Close loopholes on websites’ illegal distribution of copyrighted material

There is no end to the proliferation of illegal websites that post copies of manga and other pirated material on the internet without permission and make them available for free. It is necessary to deal with the increasing sophistication of the methods and close the loopholes in anti-piracy countermeasures.

According to an estimate by an organization of publishers and other entities that tackles anti-pirate websites, over ¥1 trillion worth of manga was read for free on major pirate sites in Japan in 2021, nearly five times as much as in 2020, and far exceeding the legitimate market size of about ¥610 billion in 2020.

This is an extremely serious situation that could not only undermine the financial situation of publishers, but also damage the value of Japan’s proud manga culture.

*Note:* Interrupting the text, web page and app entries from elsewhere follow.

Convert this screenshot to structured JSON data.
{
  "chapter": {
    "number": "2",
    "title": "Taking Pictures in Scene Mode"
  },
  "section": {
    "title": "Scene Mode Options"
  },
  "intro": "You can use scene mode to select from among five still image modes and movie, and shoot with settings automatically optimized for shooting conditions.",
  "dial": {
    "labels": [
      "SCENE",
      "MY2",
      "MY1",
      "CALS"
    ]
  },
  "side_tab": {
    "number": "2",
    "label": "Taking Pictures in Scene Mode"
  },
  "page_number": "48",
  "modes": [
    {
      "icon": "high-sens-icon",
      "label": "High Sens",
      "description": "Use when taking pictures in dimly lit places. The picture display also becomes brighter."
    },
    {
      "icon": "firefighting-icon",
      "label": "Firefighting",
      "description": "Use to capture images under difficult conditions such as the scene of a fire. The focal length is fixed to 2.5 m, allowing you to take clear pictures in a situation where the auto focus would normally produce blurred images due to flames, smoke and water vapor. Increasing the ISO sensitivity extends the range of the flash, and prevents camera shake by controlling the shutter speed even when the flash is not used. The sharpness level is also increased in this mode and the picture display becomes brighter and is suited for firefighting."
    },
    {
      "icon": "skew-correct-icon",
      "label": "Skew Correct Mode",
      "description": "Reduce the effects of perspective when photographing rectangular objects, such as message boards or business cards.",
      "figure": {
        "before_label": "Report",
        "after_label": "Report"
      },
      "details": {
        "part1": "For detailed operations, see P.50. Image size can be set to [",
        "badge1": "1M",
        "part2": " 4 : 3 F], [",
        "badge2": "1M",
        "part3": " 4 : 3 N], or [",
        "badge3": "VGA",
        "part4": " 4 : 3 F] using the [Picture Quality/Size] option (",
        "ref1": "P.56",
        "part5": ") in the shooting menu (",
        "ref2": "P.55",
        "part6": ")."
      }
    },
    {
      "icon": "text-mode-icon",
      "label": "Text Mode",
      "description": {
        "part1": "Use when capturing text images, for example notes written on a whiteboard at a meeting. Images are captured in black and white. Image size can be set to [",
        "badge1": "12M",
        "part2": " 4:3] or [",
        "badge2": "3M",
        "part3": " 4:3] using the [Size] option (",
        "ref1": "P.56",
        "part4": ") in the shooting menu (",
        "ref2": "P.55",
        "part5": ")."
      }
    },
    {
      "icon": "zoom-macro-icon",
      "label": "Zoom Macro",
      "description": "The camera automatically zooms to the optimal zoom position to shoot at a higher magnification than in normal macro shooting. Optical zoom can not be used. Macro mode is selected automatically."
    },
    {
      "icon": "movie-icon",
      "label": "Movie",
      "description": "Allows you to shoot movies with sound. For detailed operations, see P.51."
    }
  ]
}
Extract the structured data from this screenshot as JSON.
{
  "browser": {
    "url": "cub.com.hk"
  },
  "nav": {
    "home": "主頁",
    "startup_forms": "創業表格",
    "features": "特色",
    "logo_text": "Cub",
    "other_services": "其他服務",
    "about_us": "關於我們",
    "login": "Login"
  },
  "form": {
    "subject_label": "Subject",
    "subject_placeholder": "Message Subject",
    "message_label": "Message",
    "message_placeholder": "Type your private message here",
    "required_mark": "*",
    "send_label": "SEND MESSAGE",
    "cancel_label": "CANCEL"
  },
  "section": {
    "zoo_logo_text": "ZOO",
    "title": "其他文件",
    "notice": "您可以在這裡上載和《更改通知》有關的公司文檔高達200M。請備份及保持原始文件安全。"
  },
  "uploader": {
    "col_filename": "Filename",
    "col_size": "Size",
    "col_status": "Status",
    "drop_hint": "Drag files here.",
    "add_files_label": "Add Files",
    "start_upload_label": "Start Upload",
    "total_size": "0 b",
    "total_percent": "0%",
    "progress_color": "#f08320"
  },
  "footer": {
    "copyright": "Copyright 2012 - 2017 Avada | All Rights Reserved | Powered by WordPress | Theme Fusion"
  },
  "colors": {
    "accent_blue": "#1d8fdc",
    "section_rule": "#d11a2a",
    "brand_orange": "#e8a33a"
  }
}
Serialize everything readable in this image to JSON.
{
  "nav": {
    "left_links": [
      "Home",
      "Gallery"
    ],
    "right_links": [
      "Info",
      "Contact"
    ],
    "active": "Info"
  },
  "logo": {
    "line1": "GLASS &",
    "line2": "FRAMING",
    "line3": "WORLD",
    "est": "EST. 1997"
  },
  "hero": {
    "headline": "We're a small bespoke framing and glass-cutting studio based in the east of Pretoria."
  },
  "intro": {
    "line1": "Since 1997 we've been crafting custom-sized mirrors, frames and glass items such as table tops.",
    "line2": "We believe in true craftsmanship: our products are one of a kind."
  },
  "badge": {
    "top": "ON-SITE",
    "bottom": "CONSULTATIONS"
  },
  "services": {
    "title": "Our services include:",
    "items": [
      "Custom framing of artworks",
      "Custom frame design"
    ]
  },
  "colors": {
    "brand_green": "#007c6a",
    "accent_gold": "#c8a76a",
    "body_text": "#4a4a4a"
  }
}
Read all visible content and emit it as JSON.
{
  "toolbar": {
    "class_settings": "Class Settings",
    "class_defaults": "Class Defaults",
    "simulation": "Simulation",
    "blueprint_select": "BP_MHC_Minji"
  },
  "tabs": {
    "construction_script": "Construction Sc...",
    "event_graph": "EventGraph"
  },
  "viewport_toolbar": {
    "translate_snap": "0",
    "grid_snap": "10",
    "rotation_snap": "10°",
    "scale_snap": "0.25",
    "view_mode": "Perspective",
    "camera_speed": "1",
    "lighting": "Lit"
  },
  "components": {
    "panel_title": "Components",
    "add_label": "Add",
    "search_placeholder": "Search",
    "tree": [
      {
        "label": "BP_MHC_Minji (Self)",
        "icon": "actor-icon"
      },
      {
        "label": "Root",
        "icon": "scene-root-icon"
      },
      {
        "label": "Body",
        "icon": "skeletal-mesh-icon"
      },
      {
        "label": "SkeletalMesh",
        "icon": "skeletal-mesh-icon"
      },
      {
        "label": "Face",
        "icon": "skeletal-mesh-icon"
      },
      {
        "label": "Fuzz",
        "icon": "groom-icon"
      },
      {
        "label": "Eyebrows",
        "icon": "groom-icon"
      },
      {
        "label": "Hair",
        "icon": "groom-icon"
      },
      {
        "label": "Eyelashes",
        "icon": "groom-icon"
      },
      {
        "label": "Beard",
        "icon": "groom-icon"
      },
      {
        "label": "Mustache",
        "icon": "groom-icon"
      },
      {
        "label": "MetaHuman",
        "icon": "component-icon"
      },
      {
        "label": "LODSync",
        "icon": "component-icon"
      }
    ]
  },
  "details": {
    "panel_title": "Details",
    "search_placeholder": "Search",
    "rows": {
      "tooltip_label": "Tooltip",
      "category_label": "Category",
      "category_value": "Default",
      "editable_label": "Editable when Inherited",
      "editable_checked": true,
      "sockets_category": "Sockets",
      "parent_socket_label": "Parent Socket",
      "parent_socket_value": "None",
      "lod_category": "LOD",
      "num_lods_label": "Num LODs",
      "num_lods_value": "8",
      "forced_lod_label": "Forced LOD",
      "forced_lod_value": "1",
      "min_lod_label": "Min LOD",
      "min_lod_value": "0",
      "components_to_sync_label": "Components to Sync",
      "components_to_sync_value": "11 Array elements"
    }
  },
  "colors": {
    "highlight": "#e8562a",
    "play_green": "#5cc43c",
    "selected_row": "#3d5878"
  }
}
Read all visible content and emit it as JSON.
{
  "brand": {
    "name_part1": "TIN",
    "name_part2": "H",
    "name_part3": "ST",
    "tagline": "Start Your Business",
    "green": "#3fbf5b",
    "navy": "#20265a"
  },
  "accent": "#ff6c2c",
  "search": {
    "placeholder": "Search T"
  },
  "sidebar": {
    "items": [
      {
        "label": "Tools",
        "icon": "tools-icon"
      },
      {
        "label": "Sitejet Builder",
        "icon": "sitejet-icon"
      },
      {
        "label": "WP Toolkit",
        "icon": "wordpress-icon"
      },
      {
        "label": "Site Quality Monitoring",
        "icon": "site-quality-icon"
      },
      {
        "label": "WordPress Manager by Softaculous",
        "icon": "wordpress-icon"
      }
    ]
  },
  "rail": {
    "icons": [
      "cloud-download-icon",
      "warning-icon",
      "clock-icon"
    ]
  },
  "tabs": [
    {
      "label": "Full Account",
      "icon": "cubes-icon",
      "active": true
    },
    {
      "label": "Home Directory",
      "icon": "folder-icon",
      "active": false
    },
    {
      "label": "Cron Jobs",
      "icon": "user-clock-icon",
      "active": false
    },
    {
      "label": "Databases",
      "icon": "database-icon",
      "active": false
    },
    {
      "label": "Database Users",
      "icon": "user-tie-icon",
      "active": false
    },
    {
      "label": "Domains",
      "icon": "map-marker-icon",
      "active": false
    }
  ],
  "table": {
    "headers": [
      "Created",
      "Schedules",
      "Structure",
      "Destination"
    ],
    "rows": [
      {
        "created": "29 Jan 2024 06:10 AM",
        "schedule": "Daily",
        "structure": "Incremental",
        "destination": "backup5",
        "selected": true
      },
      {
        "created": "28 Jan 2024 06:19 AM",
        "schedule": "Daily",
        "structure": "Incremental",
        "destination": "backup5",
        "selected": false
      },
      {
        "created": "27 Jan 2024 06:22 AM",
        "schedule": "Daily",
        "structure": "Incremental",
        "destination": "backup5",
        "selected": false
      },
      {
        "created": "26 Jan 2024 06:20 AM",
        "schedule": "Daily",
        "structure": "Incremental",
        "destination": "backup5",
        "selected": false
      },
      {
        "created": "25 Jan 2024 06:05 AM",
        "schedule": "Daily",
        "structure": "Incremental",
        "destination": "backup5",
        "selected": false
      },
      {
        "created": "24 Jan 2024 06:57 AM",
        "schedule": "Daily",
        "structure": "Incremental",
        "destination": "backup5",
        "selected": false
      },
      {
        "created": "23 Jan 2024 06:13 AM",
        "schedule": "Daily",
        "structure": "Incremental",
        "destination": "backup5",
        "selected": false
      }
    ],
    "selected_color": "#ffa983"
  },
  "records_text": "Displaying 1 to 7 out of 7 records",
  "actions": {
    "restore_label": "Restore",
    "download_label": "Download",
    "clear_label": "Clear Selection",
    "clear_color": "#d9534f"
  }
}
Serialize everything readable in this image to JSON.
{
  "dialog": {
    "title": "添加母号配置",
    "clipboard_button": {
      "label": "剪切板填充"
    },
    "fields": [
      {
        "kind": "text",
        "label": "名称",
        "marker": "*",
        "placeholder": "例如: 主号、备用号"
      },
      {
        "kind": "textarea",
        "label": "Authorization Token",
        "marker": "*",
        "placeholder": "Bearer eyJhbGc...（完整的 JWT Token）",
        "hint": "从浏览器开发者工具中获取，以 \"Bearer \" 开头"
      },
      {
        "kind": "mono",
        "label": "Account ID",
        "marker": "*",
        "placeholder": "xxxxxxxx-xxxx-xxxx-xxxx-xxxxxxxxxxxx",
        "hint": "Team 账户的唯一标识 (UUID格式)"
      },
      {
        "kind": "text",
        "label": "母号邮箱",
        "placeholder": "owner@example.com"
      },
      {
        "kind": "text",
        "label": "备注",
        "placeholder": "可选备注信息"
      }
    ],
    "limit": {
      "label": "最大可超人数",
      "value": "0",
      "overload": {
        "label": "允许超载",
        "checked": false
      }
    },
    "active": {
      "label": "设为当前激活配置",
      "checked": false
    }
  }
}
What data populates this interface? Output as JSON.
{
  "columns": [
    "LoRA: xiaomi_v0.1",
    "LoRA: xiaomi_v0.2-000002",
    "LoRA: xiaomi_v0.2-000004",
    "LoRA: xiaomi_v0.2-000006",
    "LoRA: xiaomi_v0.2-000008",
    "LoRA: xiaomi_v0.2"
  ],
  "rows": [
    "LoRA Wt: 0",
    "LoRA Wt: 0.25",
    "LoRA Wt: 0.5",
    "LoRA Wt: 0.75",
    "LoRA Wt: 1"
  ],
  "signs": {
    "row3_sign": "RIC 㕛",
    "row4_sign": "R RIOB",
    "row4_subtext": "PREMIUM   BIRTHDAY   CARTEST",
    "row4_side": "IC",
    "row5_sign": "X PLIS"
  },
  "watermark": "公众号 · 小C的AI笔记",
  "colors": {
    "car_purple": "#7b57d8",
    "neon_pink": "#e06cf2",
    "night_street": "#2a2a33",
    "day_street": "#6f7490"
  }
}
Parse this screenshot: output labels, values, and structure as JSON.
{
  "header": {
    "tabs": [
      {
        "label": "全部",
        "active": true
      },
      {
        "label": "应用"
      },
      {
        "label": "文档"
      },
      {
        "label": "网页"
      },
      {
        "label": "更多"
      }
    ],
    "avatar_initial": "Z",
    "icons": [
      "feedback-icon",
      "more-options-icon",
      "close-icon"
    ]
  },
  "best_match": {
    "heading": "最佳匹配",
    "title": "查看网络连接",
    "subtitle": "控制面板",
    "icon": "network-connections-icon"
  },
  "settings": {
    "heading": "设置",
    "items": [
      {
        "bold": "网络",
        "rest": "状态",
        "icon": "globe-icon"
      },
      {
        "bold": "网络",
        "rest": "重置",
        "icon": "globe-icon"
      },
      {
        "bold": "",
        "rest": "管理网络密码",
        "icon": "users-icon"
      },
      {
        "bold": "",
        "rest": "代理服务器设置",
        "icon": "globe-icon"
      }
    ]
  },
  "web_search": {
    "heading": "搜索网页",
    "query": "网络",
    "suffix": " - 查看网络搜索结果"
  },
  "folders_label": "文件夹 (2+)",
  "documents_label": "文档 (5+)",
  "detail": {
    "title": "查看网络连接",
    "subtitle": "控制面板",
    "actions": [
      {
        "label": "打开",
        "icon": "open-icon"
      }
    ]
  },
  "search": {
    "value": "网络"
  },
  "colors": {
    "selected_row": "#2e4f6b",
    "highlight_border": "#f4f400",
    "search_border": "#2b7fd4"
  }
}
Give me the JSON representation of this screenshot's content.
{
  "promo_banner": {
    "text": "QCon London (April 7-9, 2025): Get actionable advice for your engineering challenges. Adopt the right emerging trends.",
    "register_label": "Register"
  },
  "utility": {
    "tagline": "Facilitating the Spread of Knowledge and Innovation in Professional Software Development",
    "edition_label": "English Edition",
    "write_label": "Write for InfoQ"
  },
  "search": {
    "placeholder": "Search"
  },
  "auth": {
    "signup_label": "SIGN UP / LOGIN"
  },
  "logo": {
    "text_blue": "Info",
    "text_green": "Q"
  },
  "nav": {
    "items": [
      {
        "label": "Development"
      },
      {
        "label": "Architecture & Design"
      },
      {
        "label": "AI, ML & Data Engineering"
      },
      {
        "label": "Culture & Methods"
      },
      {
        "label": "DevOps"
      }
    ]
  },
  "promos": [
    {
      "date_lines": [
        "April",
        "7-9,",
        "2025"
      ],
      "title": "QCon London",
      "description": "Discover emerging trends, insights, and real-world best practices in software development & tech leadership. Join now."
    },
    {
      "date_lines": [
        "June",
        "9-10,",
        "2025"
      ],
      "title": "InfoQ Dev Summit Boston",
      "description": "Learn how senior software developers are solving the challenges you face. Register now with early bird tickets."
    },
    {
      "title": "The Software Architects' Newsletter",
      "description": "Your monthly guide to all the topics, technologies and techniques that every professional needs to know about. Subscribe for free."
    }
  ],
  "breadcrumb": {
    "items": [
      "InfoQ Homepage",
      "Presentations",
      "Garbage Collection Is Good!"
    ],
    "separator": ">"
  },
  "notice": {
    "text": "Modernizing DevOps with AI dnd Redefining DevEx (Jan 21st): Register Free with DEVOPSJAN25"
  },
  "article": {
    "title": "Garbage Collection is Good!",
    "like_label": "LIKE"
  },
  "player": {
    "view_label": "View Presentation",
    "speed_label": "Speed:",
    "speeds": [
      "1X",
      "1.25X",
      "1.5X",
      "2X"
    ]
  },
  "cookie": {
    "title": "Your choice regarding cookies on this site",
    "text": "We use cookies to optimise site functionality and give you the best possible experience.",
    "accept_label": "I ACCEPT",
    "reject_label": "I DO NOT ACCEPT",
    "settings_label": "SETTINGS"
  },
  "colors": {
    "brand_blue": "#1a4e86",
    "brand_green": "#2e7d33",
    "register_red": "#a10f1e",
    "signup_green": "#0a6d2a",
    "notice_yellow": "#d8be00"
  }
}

The revision of the Copyright Law in 2020 made it illegal in principle to operate so-called leech websites, which direct internet users to pirate sites, and to knowingly download pirated material.

The operators of “spoiler sites,” who upload dialogue and other content from manga without permission, and leech sites, among others, have been punished, but there is no end to the number of new sites that appear.

Many pirate sites are based in foreign countries and use the internet systems of foreign companies to keep the origin of their transmissions from being identified, making it difficult to crack down on them.

In autumn last year, a Japanese publisher filed an application with a U.S. court based on a U.S. law to request information disclosure on Manga Bank, a major pirate site, which ultimately led to the site being shut down. However, overseas procedures are said to be time-consuming and costly, and in some cases, valid information is not disclosed.

Even if pirate sites are shut down, the same operators often launch new sites under different names, resulting in a continuous game of cat and mouse.

To enhance the effectiveness of countermeasures, international cooperation must be strengthened.

An international organization of copyright protection groups from more than 10 countries, including Japan and the United States, will be established soon. Some of the participating countries understand the need for anti-piracy measures but have not yet been able to take sufficient action.

It is hoped that the international organization will share information on pirate sites and legal procedures among member countries and effective measures will be implemented.

Pirate sites thrive because people who want to read manga for free access the sites, with the operators receiving advertising revenue based on the number of people who access their sites.

It must be remembered that using pirate sites deprives creators and publishers of profits, and users are complicit in the crime. The risk of viruses that can affect computers and smartphones via pirate sites has also been pointed out. It is vital to remind people that they should strictly refrain from using such sites.

— The original Japanese article appeared in The Yomiuri Shimbun on Feb. 9, 2022.